A 2 x 2 Design Head movement and persuasive arguments Participants listened to a persuasive argument while moving their head Independent variables Persuasive argument: Tuition increase or tuition decrease Head movement: Nod head or shake head Conditions? 2 x 2 = 4
A 2 x 2 Design Tuition decrease- Nodding Tuition increase- Nodding Tuition decrease- Shaking Tuition increase- Shaking Persuasive Argument Movement of Head Nodding Shaking Tuition decreaseTuition increase
Main Effects Effect each variable has by itself DV: Willingness to accept increases in tuition Persuasive Argument Head Movement DecreaseIncrease Nodding400630 Shaking485465
Main Effect for Head Movement Persuasive Argument Head Movement IncreaseDecreaseOverall means Nodding400630515 Shaking485465475
Main Effect for Type of Argument Persuasive Argument Head Movement IncreaseDecrease Nodding400630 Shaking485465 Overall means442.5547.5
Both Main Effects Persuasive Argument Head Movement IncreaseDecreaseOverall means Nodding400630515 Shaking485465475 Overall means442.5547.5
Interactions The effect of one independent variable depends on the level of the other There is an interaction in the persuasive argument study The effect of the type of argument is different depending on whether the person is nodding or shaking their head Let’s take a closer look
Interactions We can look at the data to detect the interaction YUCK!! Persuasive Argument Head Movement DecreaseIncrease Nodding400630 Shaking485465
Interactions Ordinal (spreading) interaction IV1 has an effect under one condition of IV2 but less of an effect under the other condition of IV2. Disordinal (crossover) interaction There are no main effects of either IV The effects of each IV are opposite at different levels of the other IV
Ordinal Interaction IV1 has an effect under one condition of IV2 but less of an effect under the other condition of IV2.
Another Ordinal Interaction IV1 has an effect under one condition of IV2 but less of an effect under the other condition of IV2.
Disordinal Interaction There are no main effects of the IVs The effects of each IV are opposite at different levels of the other IV Mood during LEARNING
Concept Check A professor randomly assigns students to one of four conditions: Learn words in the morning and drink 2 cups of coffee Learn words in the afternoon and drink 2 cups of coffee Learn words in the morning and drink no coffee Learn words in the afternoon and drink no coffee What are the main effects and the interactions in this design? What questions would you ask to evaluate these effects?
Concept Check Main effect 1: Coffee factor Are there any differences in students who received coffee compared to those who didn’t? Main effect 2: Time of day factor Are there any differences in students who learned the words in the morning vs afternoon? Interaction: Does the effect of coffee depend on the time of day? Coffee might enhance performance in the morning but impair performance in the afternoon.

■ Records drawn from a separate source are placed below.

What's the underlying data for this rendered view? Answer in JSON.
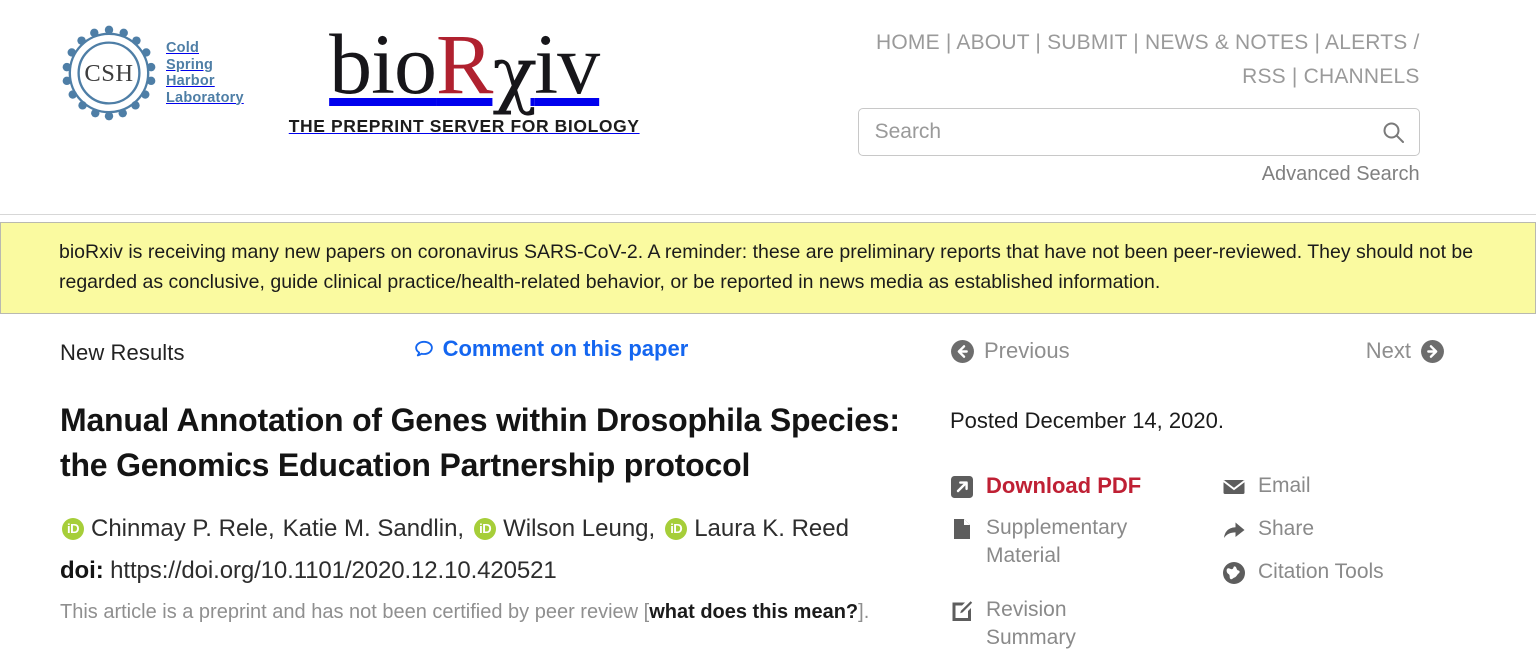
{
  "header": {
    "cshl_logo": {
      "mark_text": "CSH",
      "lines": [
        "Cold",
        "Spring",
        "Harbor",
        "Laboratory"
      ]
    },
    "biorxiv_logo": {
      "part1": "bio",
      "part_r": "R",
      "part_chi": "χ",
      "part2": "iv",
      "tagline": "THE PREPRINT SERVER FOR BIOLOGY",
      "accent_color": "#B0212F"
    },
    "nav": [
      "HOME",
      "ABOUT",
      "SUBMIT",
      "NEWS & NOTES",
      "ALERTS / RSS",
      "CHANNELS"
    ],
    "search": {
      "placeholder": "Search",
      "value": "",
      "icon": "search-icon",
      "advanced_label": "Advanced Search"
    }
  },
  "banner": {
    "text": "bioRxiv is receiving many new papers on coronavirus SARS-CoV-2.   A reminder: these are preliminary reports that have not been peer-reviewed. They should not be regarded as conclusive, guide clinical practice/health-related behavior, or be reported in news media as established information.",
    "background_color": "#FAFAA0"
  },
  "article": {
    "category_label": "New Results",
    "comment_link": {
      "label": "Comment on this paper",
      "icon": "comment-bubble-icon",
      "color": "#1466f0"
    },
    "title": "Manual Annotation of Genes within Drosophila Species: the Genomics Education Partnership protocol",
    "authors": [
      {
        "name": "Chinmay P. Rele,",
        "orcid": true
      },
      {
        "name": "Katie M. Sandlin,",
        "orcid": false
      },
      {
        "name": "Wilson Leung,",
        "orcid": true
      },
      {
        "name": "Laura K. Reed",
        "orcid": true
      }
    ],
    "doi_label": "doi:",
    "doi_value": "https://doi.org/10.1101/2020.12.10.420521",
    "preprint_note_before": "This article is a preprint and has not been certified by peer review [",
    "preprint_note_link": "what does this mean?",
    "preprint_note_after": "]."
  },
  "sidebar": {
    "previous_label": "Previous",
    "next_label": "Next",
    "posted_date": "Posted December 14, 2020.",
    "tools_primary": [
      {
        "label": "Download PDF",
        "icon": "external-link-icon",
        "style": "pdf"
      },
      {
        "label": "Supplementary Material",
        "icon": "document-icon",
        "style": "normal"
      },
      {
        "label": "Revision Summary",
        "icon": "edit-pencil-icon",
        "style": "normal"
      }
    ],
    "tools_secondary": [
      {
        "label": "Email",
        "icon": "envelope-icon"
      },
      {
        "label": "Share",
        "icon": "share-arrow-icon"
      },
      {
        "label": "Citation Tools",
        "icon": "globe-icon"
      }
    ]
  }
}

No main effect of A or B, no interaction Violent TV ThreatA1A2 B120 B220 Provocations - Main Effects & Interactions
Main effect of A, no main effect of B and no interaction Violent TV ThreatA1A2 B1204030 B2204030 2040 Provocations -

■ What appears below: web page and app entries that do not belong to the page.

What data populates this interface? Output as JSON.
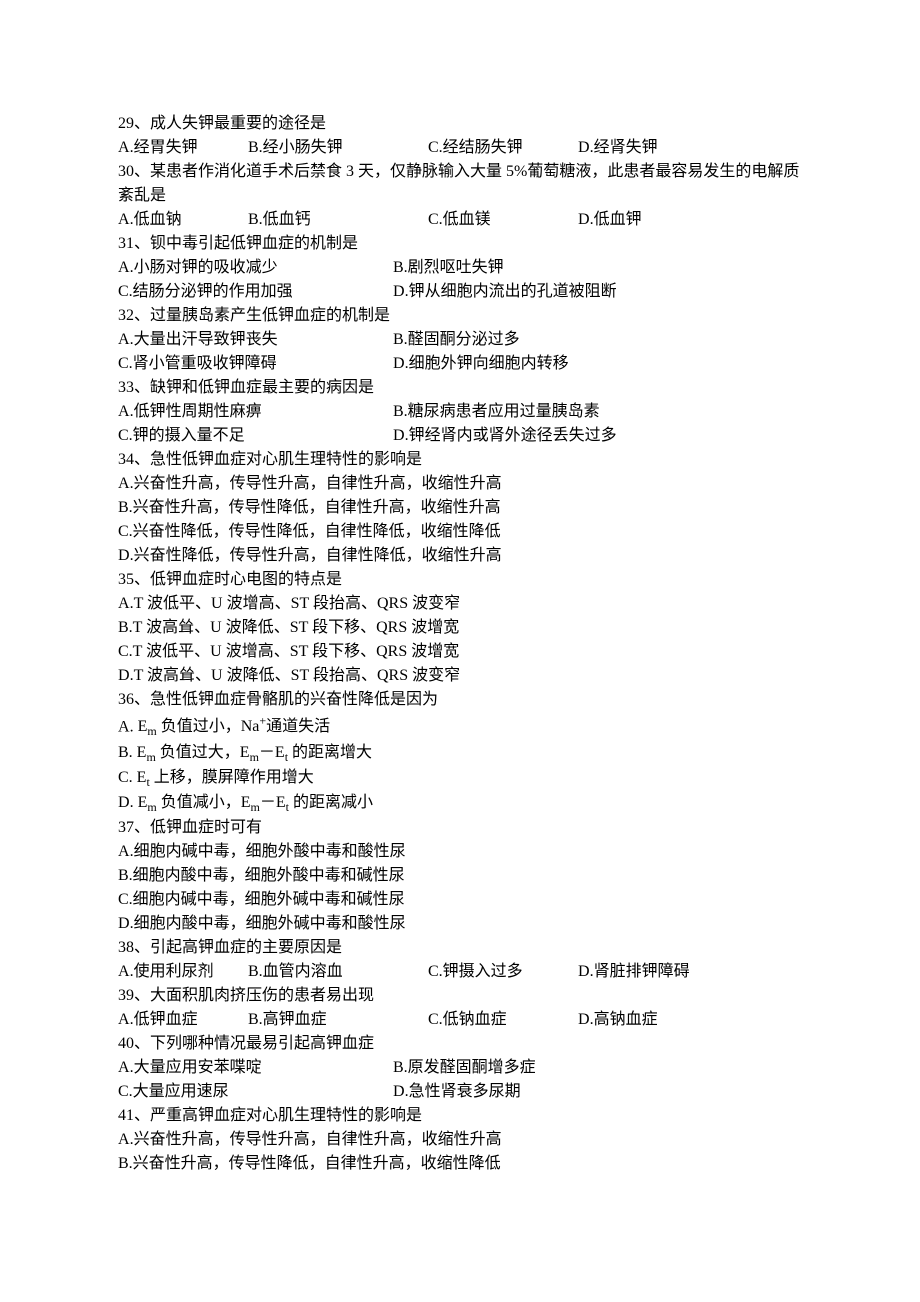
{
  "questions": [
    {
      "num": "29",
      "text": "成人失钾最重要的途径是",
      "options": [
        {
          "label": "A",
          "text": "经胃失钾"
        },
        {
          "label": "B",
          "text": "经小肠失钾"
        },
        {
          "label": "C",
          "text": "经结肠失钾"
        },
        {
          "label": "D",
          "text": "经肾失钾"
        }
      ],
      "layout": "inline4"
    },
    {
      "num": "30",
      "text": "某患者作消化道手术后禁食 3 天，仅静脉输入大量 5%葡萄糖液，此患者最容易发生的电解质紊乱是",
      "options": [
        {
          "label": "A",
          "text": "低血钠"
        },
        {
          "label": "B",
          "text": "低血钙"
        },
        {
          "label": "C",
          "text": "低血镁"
        },
        {
          "label": "D",
          "text": "低血钾"
        }
      ],
      "layout": "inline4"
    },
    {
      "num": "31",
      "text": "钡中毒引起低钾血症的机制是",
      "options": [
        {
          "label": "A",
          "text": "小肠对钾的吸收减少"
        },
        {
          "label": "B",
          "text": "剧烈呕吐失钾"
        },
        {
          "label": "C",
          "text": "结肠分泌钾的作用加强"
        },
        {
          "label": "D",
          "text": "钾从细胞内流出的孔道被阻断"
        }
      ],
      "layout": "two-col"
    },
    {
      "num": "32",
      "text": "过量胰岛素产生低钾血症的机制是",
      "options": [
        {
          "label": "A",
          "text": "大量出汗导致钾丧失"
        },
        {
          "label": "B",
          "text": "醛固酮分泌过多"
        },
        {
          "label": "C",
          "text": "肾小管重吸收钾障碍"
        },
        {
          "label": "D",
          "text": "细胞外钾向细胞内转移"
        }
      ],
      "layout": "two-col"
    },
    {
      "num": "33",
      "text": "缺钾和低钾血症最主要的病因是",
      "options": [
        {
          "label": "A",
          "text": "低钾性周期性麻痹"
        },
        {
          "label": "B",
          "text": "糖尿病患者应用过量胰岛素"
        },
        {
          "label": "C",
          "text": "钾的摄入量不足"
        },
        {
          "label": "D",
          "text": "钾经肾内或肾外途径丢失过多"
        }
      ],
      "layout": "two-col"
    },
    {
      "num": "34",
      "text": "急性低钾血症对心肌生理特性的影响是",
      "options": [
        {
          "label": "A",
          "text": "兴奋性升高，传导性升高，自律性升高，收缩性升高"
        },
        {
          "label": "B",
          "text": "兴奋性升高，传导性降低，自律性升高，收缩性升高"
        },
        {
          "label": "C",
          "text": "兴奋性降低，传导性降低，自律性降低，收缩性降低"
        },
        {
          "label": "D",
          "text": "兴奋性降低，传导性升高，自律性降低，收缩性升高"
        }
      ],
      "layout": "block"
    },
    {
      "num": "35",
      "text": "低钾血症时心电图的特点是",
      "options": [
        {
          "label": "A",
          "text": "T 波低平、U 波增高、ST 段抬高、QRS 波变窄"
        },
        {
          "label": "B",
          "text": "T 波高耸、U 波降低、ST 段下移、QRS 波增宽"
        },
        {
          "label": "C",
          "text": "T 波低平、U 波增高、ST 段下移、QRS 波增宽"
        },
        {
          "label": "D",
          "text": "T 波高耸、U 波降低、ST 段抬高、QRS 波变窄"
        }
      ],
      "layout": "block"
    },
    {
      "num": "36",
      "text": "急性低钾血症骨骼肌的兴奋性降低是因为",
      "options": [
        {
          "label": "A",
          "text_html": " E<sub>m</sub> 负值过小，Na<sup>+</sup>通道失活"
        },
        {
          "label": "B",
          "text_html": " E<sub>m</sub> 负值过大，E<sub>m</sub>－E<sub>t</sub> 的距离增大"
        },
        {
          "label": "C",
          "text_html": " E<sub>t</sub> 上移，膜屏障作用增大"
        },
        {
          "label": "D",
          "text_html": " E<sub>m</sub> 负值减小，E<sub>m</sub>－E<sub>t</sub> 的距离减小"
        }
      ],
      "layout": "block"
    },
    {
      "num": "37",
      "text": "低钾血症时可有",
      "options": [
        {
          "label": "A",
          "text": "细胞内碱中毒，细胞外酸中毒和酸性尿"
        },
        {
          "label": "B",
          "text": "细胞内酸中毒，细胞外酸中毒和碱性尿"
        },
        {
          "label": "C",
          "text": "细胞内碱中毒，细胞外碱中毒和碱性尿"
        },
        {
          "label": "D",
          "text": "细胞内酸中毒，细胞外碱中毒和酸性尿"
        }
      ],
      "layout": "block"
    },
    {
      "num": "38",
      "text": "引起高钾血症的主要原因是",
      "options": [
        {
          "label": "A",
          "text": "使用利尿剂"
        },
        {
          "label": "B",
          "text": "血管内溶血"
        },
        {
          "label": "C",
          "text": "钾摄入过多"
        },
        {
          "label": "D",
          "text": "肾脏排钾障碍"
        }
      ],
      "layout": "inline4"
    },
    {
      "num": "39",
      "text": "大面积肌肉挤压伤的患者易出现",
      "options": [
        {
          "label": "A",
          "text": "低钾血症"
        },
        {
          "label": "B",
          "text": "高钾血症"
        },
        {
          "label": "C",
          "text": "低钠血症"
        },
        {
          "label": "D",
          "text": "高钠血症"
        }
      ],
      "layout": "inline4"
    },
    {
      "num": "40",
      "text": "下列哪种情况最易引起高钾血症",
      "options": [
        {
          "label": "A",
          "text": "大量应用安苯喋啶"
        },
        {
          "label": "B",
          "text": "原发醛固酮增多症"
        },
        {
          "label": "C",
          "text": "大量应用速尿"
        },
        {
          "label": "D",
          "text": "急性肾衰多尿期"
        }
      ],
      "layout": "two-col"
    },
    {
      "num": "41",
      "text": "严重高钾血症对心肌生理特性的影响是",
      "options": [
        {
          "label": "A",
          "text": "兴奋性升高，传导性升高，自律性升高，收缩性升高"
        },
        {
          "label": "B",
          "text": "兴奋性升高，传导性降低，自律性升高，收缩性降低"
        }
      ],
      "layout": "block"
    }
  ]
}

Main effect of B, no main effect of A and no interaction Violent TV ThreatA1A2 B120 B240 30 Provocations -
Main effect of A and B, no interaction Violent TV ThreatA1A2 B102010 B2204030 1030 Provocations -

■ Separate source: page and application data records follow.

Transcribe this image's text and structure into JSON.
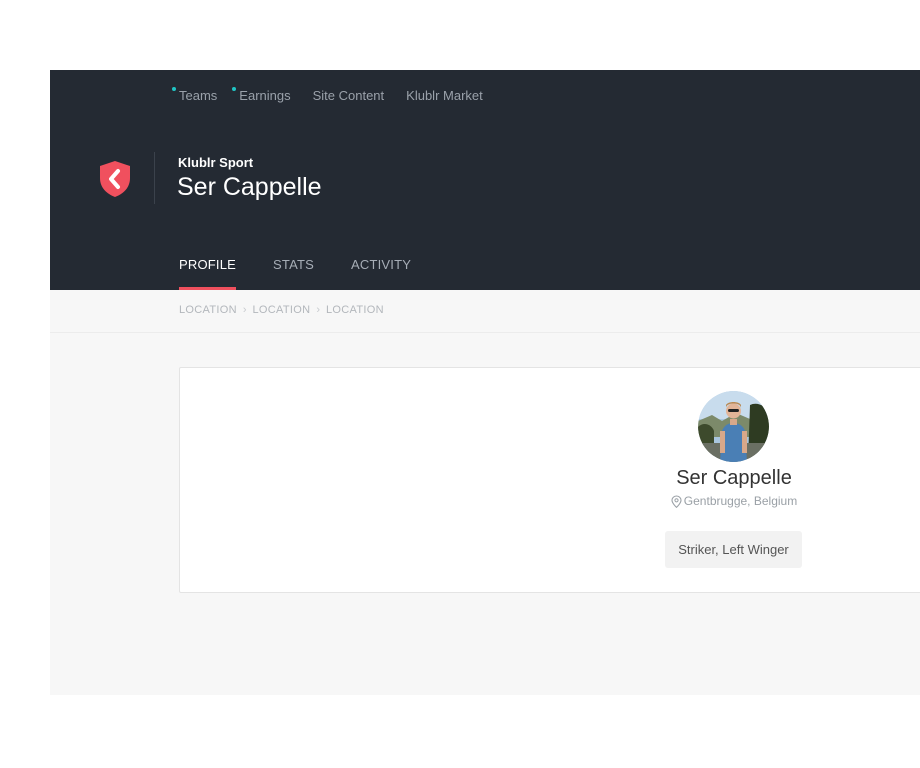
{
  "topnav": {
    "items": [
      {
        "label": "Teams",
        "has_dot": true
      },
      {
        "label": "Earnings",
        "has_dot": true
      },
      {
        "label": "Site Content",
        "has_dot": false
      },
      {
        "label": "Klublr Market",
        "has_dot": false
      }
    ]
  },
  "header": {
    "org_name": "Klublr Sport",
    "title": "Ser Cappelle",
    "logo_icon": "klublr-shield-icon"
  },
  "tabs": [
    {
      "label": "PROFILE",
      "active": true
    },
    {
      "label": "STATS",
      "active": false
    },
    {
      "label": "ACTIVITY",
      "active": false
    }
  ],
  "breadcrumb": [
    "LOCATION",
    "LOCATION",
    "LOCATION"
  ],
  "profile": {
    "name": "Ser Cappelle",
    "location": "Gentbrugge, Belgium",
    "location_icon": "map-pin-icon",
    "position": "Striker, Left Winger"
  },
  "colors": {
    "header_bg": "#242a33",
    "accent": "#f0505e",
    "notification_dot": "#20c4c4"
  }
}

No main effect of A or B; interaction Violent TV ThreatA1A2 B1402030 B2204030 Provocations -
Main effect of A, no main effect of B; interaction Violent TV ThreatA1A2 B140020 B220 3010 Provocations
Main effect of B, no main effect of A; interaction Violent TV ThreatA1A2 B120010 B2204030 20 Provocations
Main effect of A and B; interaction Violent TV ThreatA1A2 B120 B2204030 2030 Provocations -
Hands on Activities Design Identification Outcomes of Factorial Designs